*** Block opens ***

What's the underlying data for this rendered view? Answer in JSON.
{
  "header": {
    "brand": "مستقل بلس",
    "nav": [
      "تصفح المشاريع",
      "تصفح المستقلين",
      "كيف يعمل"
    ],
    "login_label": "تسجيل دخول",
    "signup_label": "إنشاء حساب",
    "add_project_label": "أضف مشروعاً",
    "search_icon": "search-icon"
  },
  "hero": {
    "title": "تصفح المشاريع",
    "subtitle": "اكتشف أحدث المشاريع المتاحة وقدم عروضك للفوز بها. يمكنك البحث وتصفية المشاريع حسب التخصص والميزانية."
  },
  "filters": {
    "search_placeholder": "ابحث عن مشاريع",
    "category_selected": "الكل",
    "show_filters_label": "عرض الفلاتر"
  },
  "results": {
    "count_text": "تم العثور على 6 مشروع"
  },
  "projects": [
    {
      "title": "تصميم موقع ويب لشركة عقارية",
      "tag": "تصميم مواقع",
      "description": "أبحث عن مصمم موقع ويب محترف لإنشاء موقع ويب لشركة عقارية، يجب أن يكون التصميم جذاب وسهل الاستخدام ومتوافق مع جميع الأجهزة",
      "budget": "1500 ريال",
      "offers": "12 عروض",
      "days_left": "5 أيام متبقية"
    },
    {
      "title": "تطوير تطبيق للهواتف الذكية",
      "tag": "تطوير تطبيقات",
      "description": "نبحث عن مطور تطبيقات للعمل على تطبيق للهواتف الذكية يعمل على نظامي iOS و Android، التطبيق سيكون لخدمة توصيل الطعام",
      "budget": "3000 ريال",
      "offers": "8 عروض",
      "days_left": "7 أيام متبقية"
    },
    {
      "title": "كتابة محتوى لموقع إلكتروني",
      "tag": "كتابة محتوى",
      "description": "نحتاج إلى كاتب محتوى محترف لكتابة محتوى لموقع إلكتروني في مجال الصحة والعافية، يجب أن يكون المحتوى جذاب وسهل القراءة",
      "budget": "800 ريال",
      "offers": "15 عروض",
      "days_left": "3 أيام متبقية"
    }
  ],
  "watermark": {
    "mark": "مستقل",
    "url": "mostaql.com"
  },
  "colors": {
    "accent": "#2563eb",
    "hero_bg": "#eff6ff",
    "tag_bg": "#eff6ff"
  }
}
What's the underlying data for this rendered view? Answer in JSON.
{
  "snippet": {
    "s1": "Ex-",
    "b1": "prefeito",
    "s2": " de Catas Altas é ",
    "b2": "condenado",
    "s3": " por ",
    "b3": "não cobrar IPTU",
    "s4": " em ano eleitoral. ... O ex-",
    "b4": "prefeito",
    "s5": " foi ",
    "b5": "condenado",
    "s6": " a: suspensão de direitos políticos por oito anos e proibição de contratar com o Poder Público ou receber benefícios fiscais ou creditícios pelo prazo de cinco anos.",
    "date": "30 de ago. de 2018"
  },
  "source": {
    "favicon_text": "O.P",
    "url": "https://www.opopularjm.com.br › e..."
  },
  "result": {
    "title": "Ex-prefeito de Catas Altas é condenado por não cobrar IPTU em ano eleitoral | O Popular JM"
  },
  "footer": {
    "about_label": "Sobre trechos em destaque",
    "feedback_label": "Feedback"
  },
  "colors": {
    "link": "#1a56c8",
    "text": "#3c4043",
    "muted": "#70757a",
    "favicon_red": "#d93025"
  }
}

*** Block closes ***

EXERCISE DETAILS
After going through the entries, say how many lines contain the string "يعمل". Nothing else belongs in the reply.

RESULT BELOW
2